TASK BRIEF: Say how many lines in the following data hold the word "эффективно". Write nothing but that number.

Data extracted from a collection:
[Start of section]

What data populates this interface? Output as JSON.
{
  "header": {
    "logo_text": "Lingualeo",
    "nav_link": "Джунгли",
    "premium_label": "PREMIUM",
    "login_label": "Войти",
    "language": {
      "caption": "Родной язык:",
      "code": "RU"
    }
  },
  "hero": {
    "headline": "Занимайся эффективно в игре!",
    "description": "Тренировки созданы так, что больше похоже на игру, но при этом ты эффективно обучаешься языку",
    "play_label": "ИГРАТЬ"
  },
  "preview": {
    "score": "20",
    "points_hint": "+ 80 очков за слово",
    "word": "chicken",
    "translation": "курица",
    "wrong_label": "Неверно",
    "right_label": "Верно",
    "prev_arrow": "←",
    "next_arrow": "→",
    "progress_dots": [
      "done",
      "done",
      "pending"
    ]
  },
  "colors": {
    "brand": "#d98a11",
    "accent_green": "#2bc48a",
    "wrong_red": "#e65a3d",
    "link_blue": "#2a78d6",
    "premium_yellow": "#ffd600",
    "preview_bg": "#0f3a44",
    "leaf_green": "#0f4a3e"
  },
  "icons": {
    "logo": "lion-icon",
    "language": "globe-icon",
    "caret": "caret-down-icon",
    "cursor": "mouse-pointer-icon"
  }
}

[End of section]

ANSWER TO THIS TASK: 2